The main focus of our research is:

  • understanding the immune response to cancers of epithelial surfaces
  • developing novel therapies that enhance those immune responses
  • studying  the impact of the host microbiome on cancer development.

We are defining the mechanisms by which cervical and oropharyngeal cancer, while expressing viral antigens, still evade the host immune system.

Our goal is to use this information to develop effective immunotherapies for HPV associated squamous cancers.

We also aim to develop new approaches to skin cancer prevention based on altering the bacteria colonizing sundamaged skin.

We use genomics, proteomics, and single cell analysis of RNA to analyse human and animal skin samples, with work funded by program and project grants from the NHMRC, The Garnet Passe foundation, the Merchant Foundation, and various other charities.

Group Leader

  • Professor Ian Frazer

    NHMRC Leadership Fellow, Professor
    Faculty of Medicine
    Affiliate Professor
    The University of Queensland Diamantina Institute
    Affil Professorial Research Fellow
    Institute for Molecular Bioscience

Laboratory Manager

Research Assistants

  • Annika Krueger

    Dr Annika Krueger

    Casual Research Assistant
    The University of Queensland Diamantina Institute
  • Miss Min Teoh

    Research Assistant
    The University of Queensland Diamantina Institute
  • Ms Lynn Tolley

    Research Assistant
    The University of Queensland Diamantina Institute

Postdoctoral Researchers

PhD Students

  • Huang Wang
  • Jacoba Bromfield
  • Jerry Tay
  • Trinh Dang

We are currently conducting a clinical trial of immunotherapy for Oropharyngeal cancer in collaboration with colleagues at the Princess Alexandra Hospital.

We have several projects examining the nature of the immune responses induced by HPV infection, and by the vaccines we are trialling that target the HPV proteins expressed in cancers. These studies examine the specificity and functions of the individual components of the immune system - Dendritic cells, Helper T cells, Cytotoxic T cells, Macrophages, and Epithelial cells.

We are also examining the nature of the bacteria that colonise sun damaged skin, determining the toxins they produce that alter the skin immune system and the pre-cancer cells.

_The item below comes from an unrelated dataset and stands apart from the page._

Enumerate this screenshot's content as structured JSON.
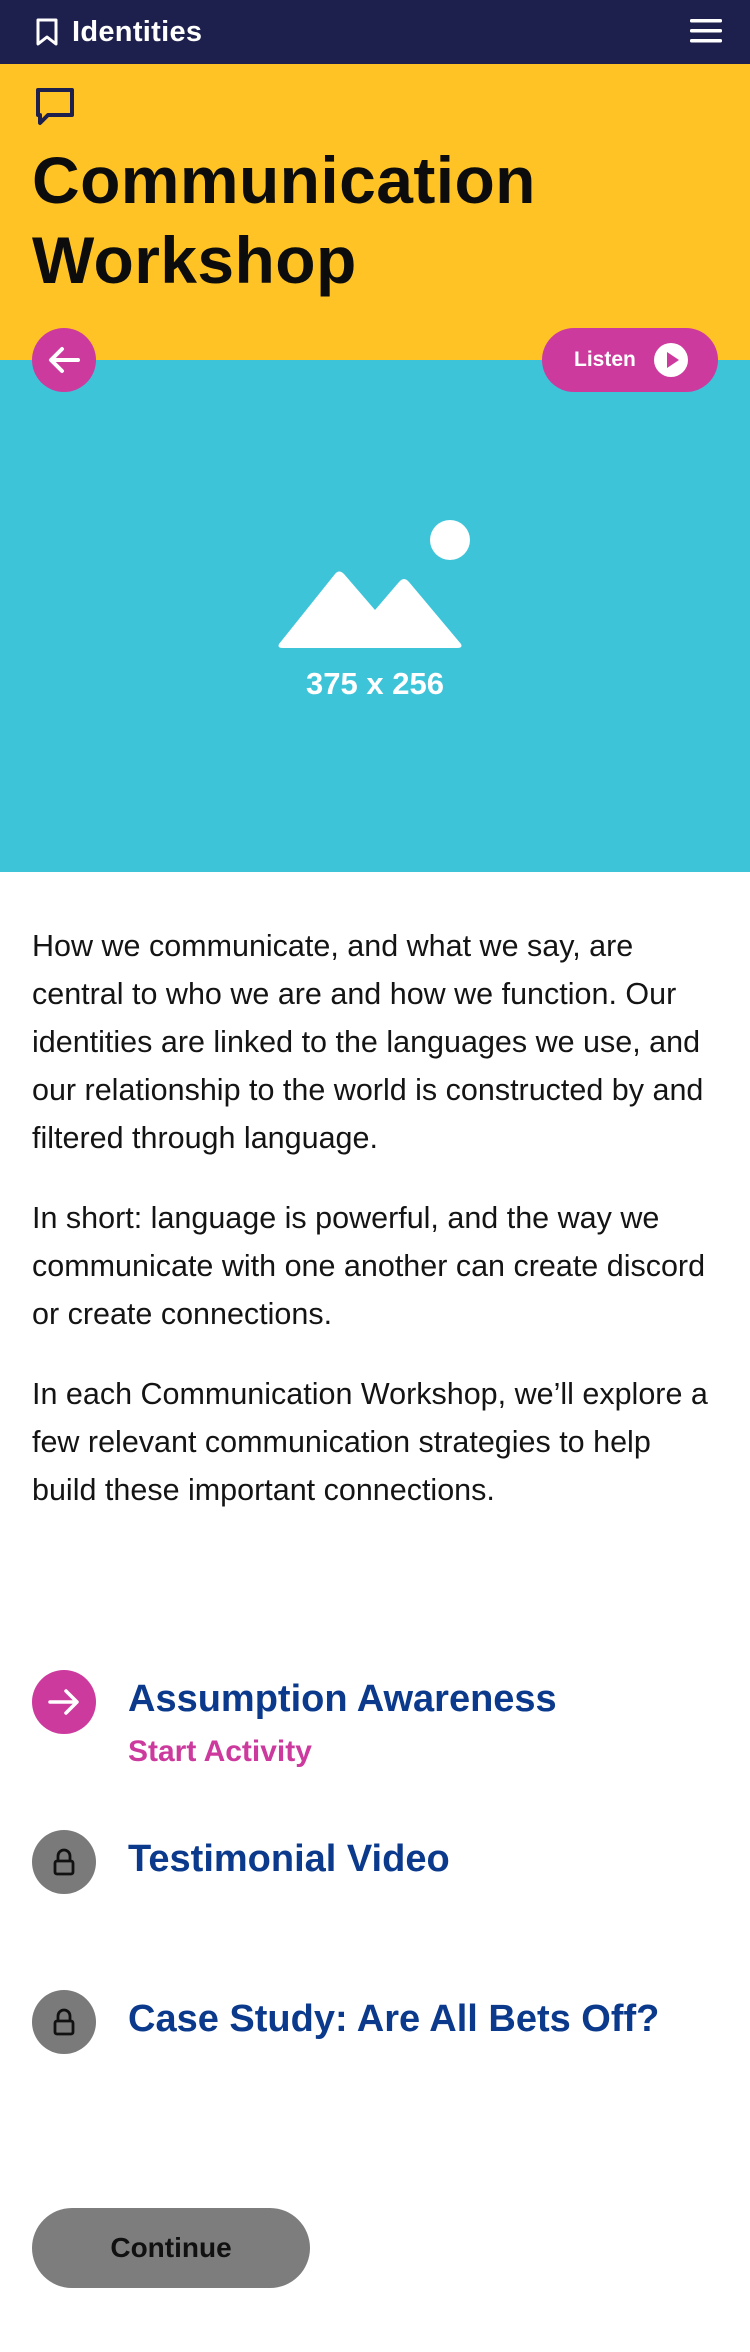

  • The Garnett Passe and Rodney Williams Memorial Foundation
  • Merchant Charitable Foundation
  • Australian Society of Colposcopy & Cervical Pathology Incorporated